Over a four-day period in mid-November 2016, Pat and Doris Leary counted flock after flock of American Oystercatchers resting on oyster rakes, islands, and jetties spanning from Horseshoe Beach in Dixie County southward to Duke Power's rock jetty in Citrus County. They photographed each flock and used a spotting scope to search every pair of bird legs in each flock carefully, looking for color-coded leg bands that would identify the origin of each banded bird.
What they found: an astounding record total of exactly 2000 individual American Oystercatchers! And 194 birds - almost 10% - carried uniquely coded leg bands identifying their respective nesting sites!
The combination of alpha-numeric code orientation, lettering color, and background band color provides a unique identifer for each banded Oystercatcher that can be traced to the date and location where the bird was banded. Learning the fall and winter whereabouts of birds banded as flightless chicks is exciting news for the researchers that banded them. It's also rewarding for Pat and Doris Leary to learn the band origins and to realize the high value of the hours they invest and the miles they traverse to provide such vital information about the life history of one of North America's most iconic birds.
After reviewing the band codes and colors, Pat and Doris determined that the Oystercatchers originated in eight states: Massachusetts, New York, New Jersey, Virginia, North Carolina, South Carolina, Georgia, and Florida.
The Big Bend coastline habitats where these large flocks of American Oystercatchers and other migratory shorebirds overwinter are classified as Global Important Bird Areas. The shallow waters of this region are food-rich and studded with oyster rakes, mudflats, mangrove islands, and small, sand-bordered islands with low vegetation on which birds can rest between meals.

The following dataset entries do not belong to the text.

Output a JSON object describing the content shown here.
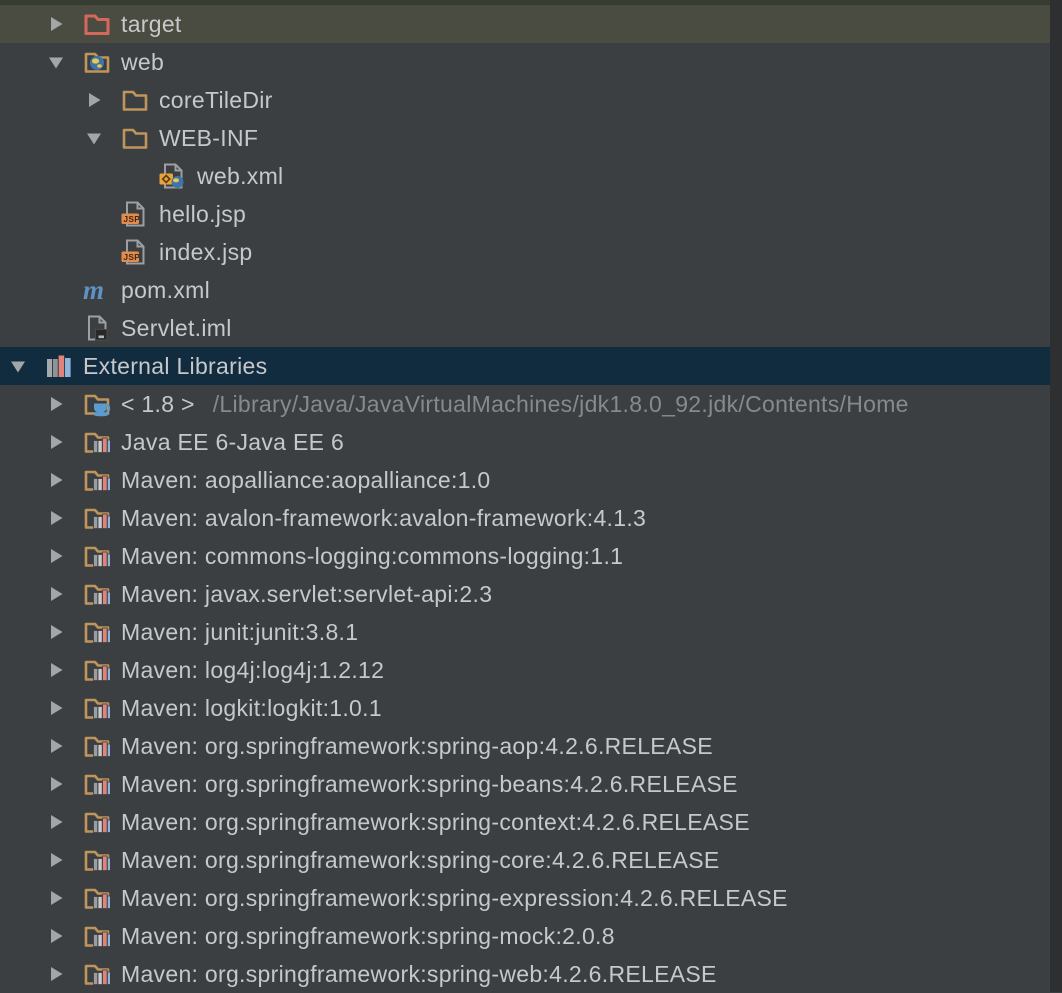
{
  "colors": {
    "bg": "#3c3f41",
    "hover_row": "#4a4c41",
    "selected_row": "#122c3f",
    "top_sliver": "#363c32",
    "right_edge": "#2d2f31",
    "text": "#c6c8ca",
    "dim_text": "#87898b",
    "arrow": "#a3a6a9",
    "folder_tan": "#c0955c",
    "folder_red": "#d4685c",
    "page_outline": "#9d9fa2",
    "jsp_badge": "#e28c50",
    "xml_badge": "#e8a33c",
    "maven_blue": "#5e92c2",
    "globe_blue": "#3f74a8",
    "globe_yellow": "#e5c94f",
    "cup_blue": "#5c9bd0",
    "book_gray": "#9b9da0",
    "book_red": "#e0837a",
    "book_blue": "#8db4da"
  },
  "tree": {
    "items": [
      {
        "label": "target",
        "level": 1,
        "arrow": "right",
        "icon": "excluded-folder",
        "state": "hover"
      },
      {
        "label": "web",
        "level": 1,
        "arrow": "down",
        "icon": "web-folder"
      },
      {
        "label": "coreTileDir",
        "level": 2,
        "arrow": "right",
        "icon": "folder"
      },
      {
        "label": "WEB-INF",
        "level": 2,
        "arrow": "down",
        "icon": "folder"
      },
      {
        "label": "web.xml",
        "level": 3,
        "arrow": "none",
        "icon": "web-xml-file"
      },
      {
        "label": "hello.jsp",
        "level": 2,
        "arrow": "none",
        "icon": "jsp-file"
      },
      {
        "label": "index.jsp",
        "level": 2,
        "arrow": "none",
        "icon": "jsp-file"
      },
      {
        "label": "pom.xml",
        "level": 1,
        "arrow": "none",
        "icon": "maven-module"
      },
      {
        "label": "Servlet.iml",
        "level": 1,
        "arrow": "none",
        "icon": "iml-file"
      },
      {
        "label": "External Libraries",
        "level": 0,
        "arrow": "down",
        "icon": "libraries",
        "state": "selected"
      },
      {
        "label": "< 1.8 >",
        "suffix": "/Library/Java/JavaVirtualMachines/jdk1.8.0_92.jdk/Contents/Home",
        "level": 1,
        "arrow": "right",
        "icon": "jdk-folder"
      },
      {
        "label": "Java EE 6-Java EE 6",
        "level": 1,
        "arrow": "right",
        "icon": "library-folder"
      },
      {
        "label": "Maven: aopalliance:aopalliance:1.0",
        "level": 1,
        "arrow": "right",
        "icon": "library-folder"
      },
      {
        "label": "Maven: avalon-framework:avalon-framework:4.1.3",
        "level": 1,
        "arrow": "right",
        "icon": "library-folder"
      },
      {
        "label": "Maven: commons-logging:commons-logging:1.1",
        "level": 1,
        "arrow": "right",
        "icon": "library-folder"
      },
      {
        "label": "Maven: javax.servlet:servlet-api:2.3",
        "level": 1,
        "arrow": "right",
        "icon": "library-folder"
      },
      {
        "label": "Maven: junit:junit:3.8.1",
        "level": 1,
        "arrow": "right",
        "icon": "library-folder"
      },
      {
        "label": "Maven: log4j:log4j:1.2.12",
        "level": 1,
        "arrow": "right",
        "icon": "library-folder"
      },
      {
        "label": "Maven: logkit:logkit:1.0.1",
        "level": 1,
        "arrow": "right",
        "icon": "library-folder"
      },
      {
        "label": "Maven: org.springframework:spring-aop:4.2.6.RELEASE",
        "level": 1,
        "arrow": "right",
        "icon": "library-folder"
      },
      {
        "label": "Maven: org.springframework:spring-beans:4.2.6.RELEASE",
        "level": 1,
        "arrow": "right",
        "icon": "library-folder"
      },
      {
        "label": "Maven: org.springframework:spring-context:4.2.6.RELEASE",
        "level": 1,
        "arrow": "right",
        "icon": "library-folder"
      },
      {
        "label": "Maven: org.springframework:spring-core:4.2.6.RELEASE",
        "level": 1,
        "arrow": "right",
        "icon": "library-folder"
      },
      {
        "label": "Maven: org.springframework:spring-expression:4.2.6.RELEASE",
        "level": 1,
        "arrow": "right",
        "icon": "library-folder"
      },
      {
        "label": "Maven: org.springframework:spring-mock:2.0.8",
        "level": 1,
        "arrow": "right",
        "icon": "library-folder"
      },
      {
        "label": "Maven: org.springframework:spring-web:4.2.6.RELEASE",
        "level": 1,
        "arrow": "right",
        "icon": "library-folder"
      }
    ]
  }
}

Unfortunately, as Florida's resident populations grows and boat-based tourism has grown in recent years, Oystercatchers don't get as much rest as they once did. Airboats, motorboats, and kayaks bring fishermen and nature lovers ashore - or close to shore - and flush the birds so they have to burn needed energy reserves flying to locate another resting site. And they may be flushed from the next site also.
Please consider these boating tips along Florida's Big Bend coastline:

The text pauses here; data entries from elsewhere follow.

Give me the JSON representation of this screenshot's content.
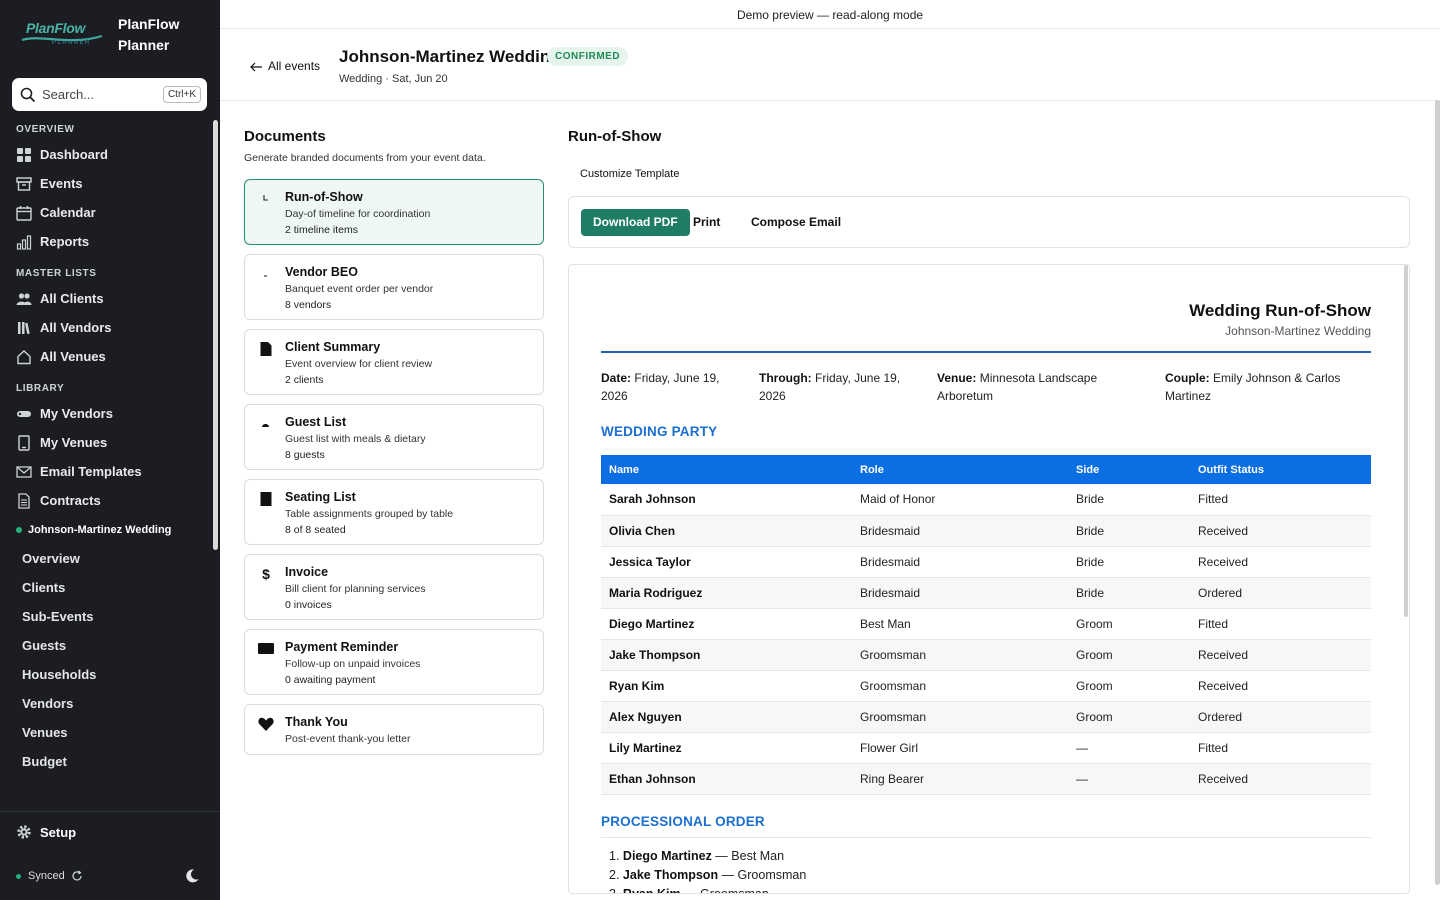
{
  "app": {
    "name_line1": "PlanFlow",
    "name_line2": "Planner",
    "logo_text": "PlanFlow",
    "logo_sub": "PLANNER"
  },
  "search": {
    "placeholder": "Search...",
    "shortcut": "Ctrl+K"
  },
  "sidebar": {
    "overview_title": "OVERVIEW",
    "overview": [
      {
        "label": "Dashboard",
        "icon": "grid-icon"
      },
      {
        "label": "Events",
        "icon": "archive-icon"
      },
      {
        "label": "Calendar",
        "icon": "calendar-icon"
      },
      {
        "label": "Reports",
        "icon": "bar-chart-icon"
      }
    ],
    "master_title": "MASTER LISTS",
    "master": [
      {
        "label": "All Clients",
        "icon": "users-icon"
      },
      {
        "label": "All Vendors",
        "icon": "books-icon"
      },
      {
        "label": "All Venues",
        "icon": "home-icon"
      }
    ],
    "library_title": "LIBRARY",
    "library": [
      {
        "label": "My Vendors",
        "icon": "tag-icon"
      },
      {
        "label": "My Venues",
        "icon": "bookmark-icon"
      },
      {
        "label": "Email Templates",
        "icon": "mail-icon"
      },
      {
        "label": "Contracts",
        "icon": "file-text-icon"
      }
    ],
    "event_name": "Johnson-Martinez Wedding",
    "event_items": [
      "Overview",
      "Clients",
      "Sub-Events",
      "Guests",
      "Households",
      "Vendors",
      "Venues",
      "Budget"
    ],
    "setup": "Setup",
    "synced": "Synced"
  },
  "demo_banner": "Demo preview — read-along mode",
  "header": {
    "back": "All events",
    "title": "Johnson-Martinez Wedding",
    "badge": "CONFIRMED",
    "subtitle": "Wedding · Sat, Jun 20"
  },
  "documents": {
    "title": "Documents",
    "subtitle": "Generate branded documents from your event data.",
    "cards": [
      {
        "title": "Run-of-Show",
        "desc": "Day-of timeline for coordination",
        "count": "2 timeline items",
        "icon": "clock-icon"
      },
      {
        "title": "Vendor BEO",
        "desc": "Banquet event order per vendor",
        "count": "8 vendors",
        "icon": "clipboard-icon"
      },
      {
        "title": "Client Summary",
        "desc": "Event overview for client review",
        "count": "2 clients",
        "icon": "document-icon"
      },
      {
        "title": "Guest List",
        "desc": "Guest list with meals & dietary",
        "count": "8 guests",
        "icon": "guests-icon"
      },
      {
        "title": "Seating List",
        "desc": "Table assignments grouped by table",
        "count": "8 of 8 seated",
        "icon": "chair-icon"
      },
      {
        "title": "Invoice",
        "desc": "Bill client for planning services",
        "count": "0 invoices",
        "icon": "dollar-icon"
      },
      {
        "title": "Payment Reminder",
        "desc": "Follow-up on unpaid invoices",
        "count": "0 awaiting payment",
        "icon": "card-icon"
      },
      {
        "title": "Thank You",
        "desc": "Post-event thank-you letter",
        "count": "",
        "icon": "heart-icon"
      }
    ]
  },
  "run_of_show": {
    "title": "Run-of-Show",
    "customize": "Customize Template",
    "download": "Download PDF",
    "print": "Print",
    "compose": "Compose Email"
  },
  "preview": {
    "heading": "Wedding Run-of-Show",
    "subheading": "Johnson-Martinez Wedding",
    "meta": [
      {
        "label": "Date:",
        "value": "Friday, June 19,",
        "value2": "2026"
      },
      {
        "label": "Through:",
        "value": "Friday, June 19,",
        "value2": "2026"
      },
      {
        "label": "Venue:",
        "value": "Minnesota Landscape",
        "value2": "Arboretum"
      },
      {
        "label": "Couple:",
        "value": "Emily Johnson & Carlos",
        "value2": "Martinez"
      }
    ],
    "party_title": "WEDDING PARTY",
    "party_headers": [
      "Name",
      "Role",
      "Side",
      "Outfit Status"
    ],
    "party_rows": [
      [
        "Sarah Johnson",
        "Maid of Honor",
        "Bride",
        "Fitted"
      ],
      [
        "Olivia Chen",
        "Bridesmaid",
        "Bride",
        "Received"
      ],
      [
        "Jessica Taylor",
        "Bridesmaid",
        "Bride",
        "Received"
      ],
      [
        "Maria Rodriguez",
        "Bridesmaid",
        "Bride",
        "Ordered"
      ],
      [
        "Diego Martinez",
        "Best Man",
        "Groom",
        "Fitted"
      ],
      [
        "Jake Thompson",
        "Groomsman",
        "Groom",
        "Received"
      ],
      [
        "Ryan Kim",
        "Groomsman",
        "Groom",
        "Received"
      ],
      [
        "Alex Nguyen",
        "Groomsman",
        "Groom",
        "Ordered"
      ],
      [
        "Lily Martinez",
        "Flower Girl",
        "—",
        "Fitted"
      ],
      [
        "Ethan Johnson",
        "Ring Bearer",
        "—",
        "Received"
      ]
    ],
    "processional_title": "PROCESSIONAL ORDER",
    "processional": [
      {
        "num": "1.",
        "name": "Diego Martinez",
        "role": " — Best Man"
      },
      {
        "num": "2.",
        "name": "Jake Thompson",
        "role": " — Groomsman"
      },
      {
        "num": "3.",
        "name": "Ryan Kim",
        "role": " — Groomsman"
      }
    ]
  }
}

- Kayaks and canoes flush birds too. Pass up landing or fishing close to resting flocks of birds and move on to another beautiful site.
- Use waterproof binoculars to scope out islands where you plan to fish or picnic and avoid sites with resting bird flocks.
- If your boat flushes a flock you didn't see prior to approach, and the birds appear to be circling around to land there again, they may not have another nearby, predator-free site on which to rest. Consider backing off and letting the birds have that spot.
- Dispose of all fishing tackle properly. Do not cut line and leave it in place to become a tourniquet for a bird's leg or wing as shown in the accompanying photo.